→ **DIRECTIONS**
Report back every line of the entries that contains "state", exactly as written.

(MATERIAL SUPPLIED begins)

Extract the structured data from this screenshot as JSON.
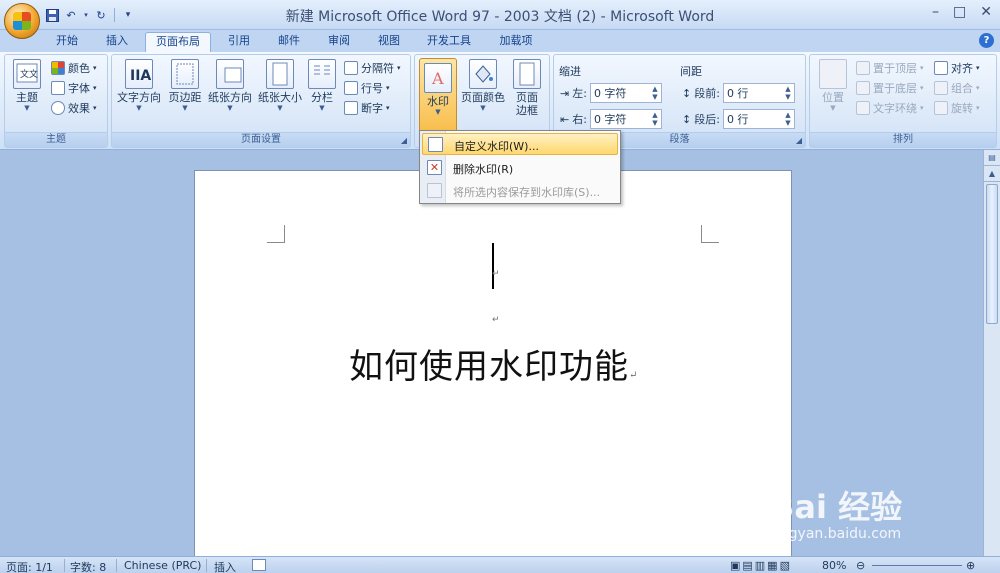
{
  "window": {
    "title": "新建 Microsoft Office Word 97 - 2003 文档 (2) - Microsoft Word",
    "controls": {
      "minimize": "–",
      "maximize": "□",
      "close": "✕"
    }
  },
  "quick_access": {
    "save": "save-icon",
    "undo": "undo-icon",
    "redo": "redo-icon",
    "customize": "▾"
  },
  "tabs": [
    {
      "label": "开始"
    },
    {
      "label": "插入"
    },
    {
      "label": "页面布局"
    },
    {
      "label": "引用"
    },
    {
      "label": "邮件"
    },
    {
      "label": "审阅"
    },
    {
      "label": "视图"
    },
    {
      "label": "开发工具"
    },
    {
      "label": "加载项"
    }
  ],
  "ribbon": {
    "theme_group": {
      "label": "主题",
      "theme_button": "主题",
      "colors": "颜色",
      "fonts": "字体",
      "effects": "效果"
    },
    "page_setup_group": {
      "label": "页面设置",
      "text_direction": "文字方向",
      "margins": "页边距",
      "orientation": "纸张方向",
      "size": "纸张大小",
      "columns": "分栏",
      "breaks": "分隔符",
      "line_numbers": "行号",
      "hyphenation": "断字"
    },
    "page_background_group": {
      "watermark": "水印",
      "page_color": "页面颜色",
      "page_borders_1": "页面",
      "page_borders_2": "边框"
    },
    "paragraph_group": {
      "label": "段落",
      "indent_title": "缩进",
      "indent_left_label": "左:",
      "indent_left_value": "0 字符",
      "indent_right_label": "右:",
      "indent_right_value": "0 字符",
      "spacing_title": "间距",
      "spacing_before_label": "段前:",
      "spacing_before_value": "0 行",
      "spacing_after_label": "段后:",
      "spacing_after_value": "0 行"
    },
    "arrange_group": {
      "label": "排列",
      "position": "位置",
      "bring_front": "置于顶层",
      "send_back": "置于底层",
      "text_wrap": "文字环绕",
      "align": "对齐",
      "group": "组合",
      "rotate": "旋转"
    }
  },
  "watermark_menu": {
    "items": [
      {
        "label": "自定义水印(W)...",
        "state": "hover"
      },
      {
        "label": "删除水印(R)",
        "state": "normal"
      },
      {
        "label": "将所选内容保存到水印库(S)...",
        "state": "disabled"
      }
    ]
  },
  "document": {
    "body_text": "如何使用水印功能",
    "para_mark": "↵"
  },
  "status_bar": {
    "page": "页面: 1/1",
    "words": "字数: 8",
    "language": "Chinese (PRC)",
    "insert_mode": "插入",
    "zoom": "80%"
  },
  "baidu_watermark": {
    "main": "Bai 经验",
    "sub": "jingyan.baidu.com"
  }
}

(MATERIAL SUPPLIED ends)

→ **SOLVED EXERCISE**
        "state": "hover"
        "state": "normal"
        "state": "disabled"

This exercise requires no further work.